THE BLOG

The Silence Surrounding Domestic Violence is Deafening

11/07/2013 04:39 pm ET | Updated Nov 08, 2013
  • Tanya Young Williams Journalist, TV Personality, Legal Analyst, Host, Mother, Domestic Violence Advocate, Wine Enthusiast

As a very vocal advocate for the eradication of domestic violence, I am greatly frustrated by the apparent indifference our culture has towards domestic violence and the cancerous destruction it has on our families. A greater discussion was warranted, especially in October, Domestic Violence Awareness Month, to inform those in abusive relationships of resources available to victims and abusers in hopes of bringing an end to the violence. A candid conversation was needed to educate the masses as to what domestic violence is, who is being affected and how domestic violence can kill the victim's body, mind and spirit.

2013-11-05-dvkshirts5.pngDespite aggressively pitching dozens of television programs and attempting to leverage my television relationships, no one was willing to talk about domestic violence - even in October - Domestic Violence Awareness Month. Nearly three out of four
(74%) Americans personally know someone who is or has been a victim of domestic violence. Therefore, this topic would have been of great relevance to the vast majority of viewers. Still, producers and hosts choose not to discuss domestic violence despite their abilities to produce segments that would have been informative, moving and possibly, life saving.

So why the Industry-wide "NO"? One producer candidly stated that the topic is 'heavy" and a "downer" to an audience of people who have traveled to the studio or watch on the television, to escape the misery in their own lives. Then, my common sense kicked in and I came to grips with the reality that domestic violence is so prevalent and epidemic in nature, that there exist a very strong possibility that someone calling the shots is an abuser. There is a great likelihood that someone on the decision making board is embarrassed by her victimization. Domestic violence happens behind closed doors and for many, that's where they want the conversation to stay also.

The grim truth is that the producers are correct in there assessment as to what people WANT to hear, but that does not give them an out for not providing what people NEED to hear. The sad reality is that most people don't passionately care about domestic violence. The clandestine excuses are: it's a private family matter; people should not air family dirty laundry to the public (no matter how bloody it is); there are two sides to every story so we don't get involved and pick sides (even though only person is being battered); it happens all of the time - people work it out themselves.

The bottom line is that many people will not appreciate this atrocity, that is - domestic violence - until it impacts their lives in personal ways. Yet, I challenge my fellow compassionate beings to understand that domestic violence has a rippling effect that can greatly traumatize our lives as innocent bystanders.

Consider how these real-life scenarios of domestic violence could have affected you.

  • Someone in your circle of friends is smiling on the outside but is being abused at home.
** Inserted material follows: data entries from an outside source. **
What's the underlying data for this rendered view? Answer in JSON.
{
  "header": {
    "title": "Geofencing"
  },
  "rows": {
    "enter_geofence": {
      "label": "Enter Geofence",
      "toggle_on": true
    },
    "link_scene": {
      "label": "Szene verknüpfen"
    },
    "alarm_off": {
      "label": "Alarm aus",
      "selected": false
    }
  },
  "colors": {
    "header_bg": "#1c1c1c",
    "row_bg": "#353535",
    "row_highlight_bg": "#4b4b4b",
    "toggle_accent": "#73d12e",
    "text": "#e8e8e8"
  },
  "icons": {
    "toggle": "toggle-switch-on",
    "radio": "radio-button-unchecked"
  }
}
In fact, every 9 seconds in the US a woman is assaulted or beaten and everyday in the US, more than three women are murdered by their husbands or boyfriends.

  • Some man you hold in high-esteem for being a good friend, boss, employee, leader or colleague is actually a pathetic asshole, bullying and abusing his partner and children. In 98% of domestic violence cases, the perpetrator is the man. 

  • Some child on the playground is bullying your child because she is mimicking the abusive behavior she experiences at home.

  • Your adult child doesn't call much anymore and seldom comes around because she is being abused at home and is too embarrassed to ask for help. Domestic violence includes isolation from family and social contacts, physical and sexual assault, harassment, threats, blaming, name-calling, withholding money, controlling behavior, stalking, verbal abuse, etc.

  • The teenager, from your neighborhood, feels like his life isn't worth living because that's what he's been told at home. Subsequently, he decides to shoot up a school and also end his life.

  • 2013-11-06-adrianepeterson.jpgA child dies, while being "watched" by Momma's boyfriend, because the permitted form of discipline is beating/abuse which eventually goes to far. The national news story becomes of interest to you because the father, whom the victim never met or knew, is an all-star professional football player.

  • The "perfect" mom, with whom your children had play dates finally cracks from the hidden abuse and shoots her children, abuser and self.

  • The house on fire, wherein a mother and her 12 year old daughter hell-bent on committing suicide due to the continual domestic violence are entrapped, catches fire to your house and burns your memories down.

  • Your child needs counseling because he learns that his best friend was killed by his mother in a murder/suicide because she could no longer take the daily domestic abuse.

  • Your co-worker comes into work hungover quite often and it has affected your team performance and thus your annual review. You are unaware that many victims of domestic violence use and abuse alcohol as a coping mechanism

Domestic violence occurs everyday, all over the world, in every neighborhood and to every demographic of victims. Please talk about it. Lend your non-judgmental support to someone you think needs help and give financial assistance to organizations that are passionate about ending domestic violence. The Domestic Violence Kills Helpline is a 501(c)(3) nonprofit organization. The proceeds from the above pictured t-shirt go directly to programs that help victims of domestic violence.